Common concretes use considerable amounts of fresh water and river sand, and their excessive use is already seriously implicating the environment. In this respect, seawater and sea sand concrete (SWSSC) is a very attractive alternative, since it addresses the increasing shortage of fresh water and dredging of river sand. A major concern with reinforced SWSSC is the severe corrosion of the steel reinforcements by seawater (that has a very high content of chloride which is very corrosive), thereby seriously impairing the strength of such concrete. Fibre reinforced polymer (FRP) can be a suitable alternative to replace steels as reinforcement. However, there has been little systematic work to understand the degradation kinetics and mechanisms of FRP in the chloride-containing alkaline SWSSC environment. This review first provides an overview of the degradation of FRP composites in normal concrete and chloride-containing alkaline SWSSC environments, and then presents an example of a recent study using scanning electron microscopy (SEM) and Fourier transform infrared spectroscopy (FTIR) that may provide a pathway to systematic experimental approach to understanding such degradation. The review also makes a comprehensive assessment of the influence of environment-assisted degradation on mechanical properties of FRPs.

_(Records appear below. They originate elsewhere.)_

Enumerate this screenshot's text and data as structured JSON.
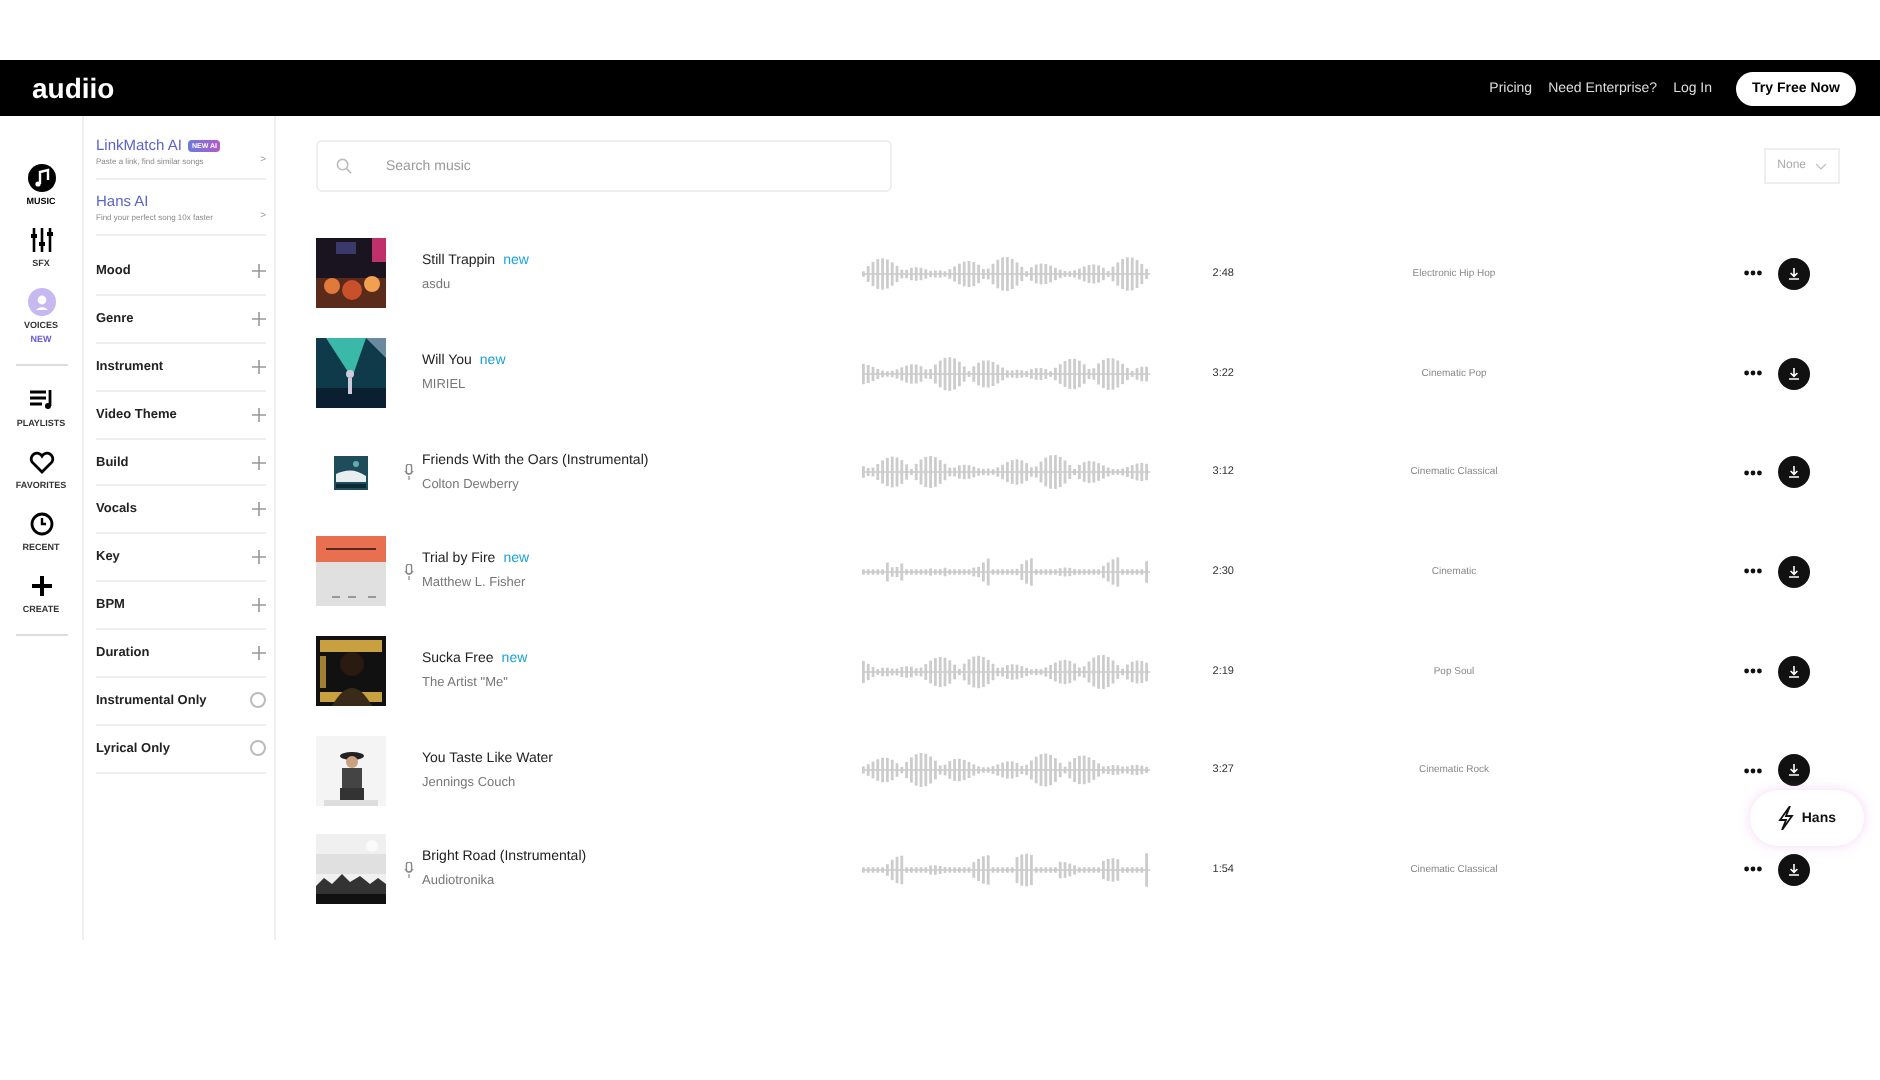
{
  "header": {
    "logo": "audiio",
    "links": [
      "Pricing",
      "Need Enterprise?",
      "Log In"
    ],
    "cta": "Try Free Now"
  },
  "nav_rail": [
    {
      "label": "MUSIC",
      "selected": true
    },
    {
      "label": "SFX",
      "selected": false
    },
    {
      "label": "VOICES",
      "selected": false,
      "tag": "NEW"
    },
    {
      "label": "PLAYLISTS",
      "selected": false
    },
    {
      "label": "FAVORITES",
      "selected": false
    },
    {
      "label": "RECENT",
      "selected": false
    },
    {
      "label": "CREATE",
      "selected": false
    }
  ],
  "ai_tools": [
    {
      "title": "LinkMatch AI",
      "badge": "NEW AI",
      "subtitle": "Paste a link, find similar songs",
      "chevron": ">"
    },
    {
      "title": "Hans AI",
      "subtitle": "Find your perfect song 10x faster",
      "chevron": ">"
    }
  ],
  "filters": [
    {
      "label": "Mood",
      "kind": "expand"
    },
    {
      "label": "Genre",
      "kind": "expand"
    },
    {
      "label": "Instrument",
      "kind": "expand"
    },
    {
      "label": "Video Theme",
      "kind": "expand"
    },
    {
      "label": "Build",
      "kind": "expand"
    },
    {
      "label": "Vocals",
      "kind": "expand"
    },
    {
      "label": "Key",
      "kind": "expand"
    },
    {
      "label": "BPM",
      "kind": "expand"
    },
    {
      "label": "Duration",
      "kind": "expand"
    },
    {
      "label": "Instrumental Only",
      "kind": "toggle",
      "on": false
    },
    {
      "label": "Lyrical Only",
      "kind": "toggle",
      "on": false
    }
  ],
  "search": {
    "placeholder": "Search music"
  },
  "sort": {
    "value": "None"
  },
  "tracks": [
    {
      "title": "Still Trappin",
      "tag": "new",
      "mic": false,
      "artist": "asdu",
      "duration": "2:48",
      "genre": "Electronic Hip Hop"
    },
    {
      "title": "Will You",
      "tag": "new",
      "mic": false,
      "artist": "MIRIEL",
      "duration": "3:22",
      "genre": "Cinematic Pop"
    },
    {
      "title": "Friends With the Oars (Instrumental)",
      "mic": true,
      "artist": "Colton Dewberry",
      "duration": "3:12",
      "genre": "Cinematic Classical"
    },
    {
      "title": "Trial by Fire",
      "tag": "new",
      "mic": true,
      "artist": "Matthew L. Fisher",
      "duration": "2:30",
      "genre": "Cinematic"
    },
    {
      "title": "Sucka Free",
      "tag": "new",
      "mic": false,
      "artist": "The Artist \"Me\"",
      "duration": "2:19",
      "genre": "Pop Soul"
    },
    {
      "title": "You Taste Like Water",
      "mic": false,
      "artist": "Jennings Couch",
      "duration": "3:27",
      "genre": "Cinematic Rock"
    },
    {
      "title": "Bright Road (Instrumental)",
      "mic": true,
      "artist": "Audiotronika",
      "duration": "1:54",
      "genre": "Cinematic Classical"
    }
  ],
  "assistant_button": {
    "label": "Hans"
  }
}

Raman, R., Guo, F., Al-Saadi, S., Zhao, X.-L., & Jones, R. (2018). Understanding Fibre-Matrix Degradation of FRP Composites for Advanced Civil Engineering Applications: An Overview. Corrosion and Materials Degradation, 1(1), 27–41. https://doi.org/10.3390/cmd1010003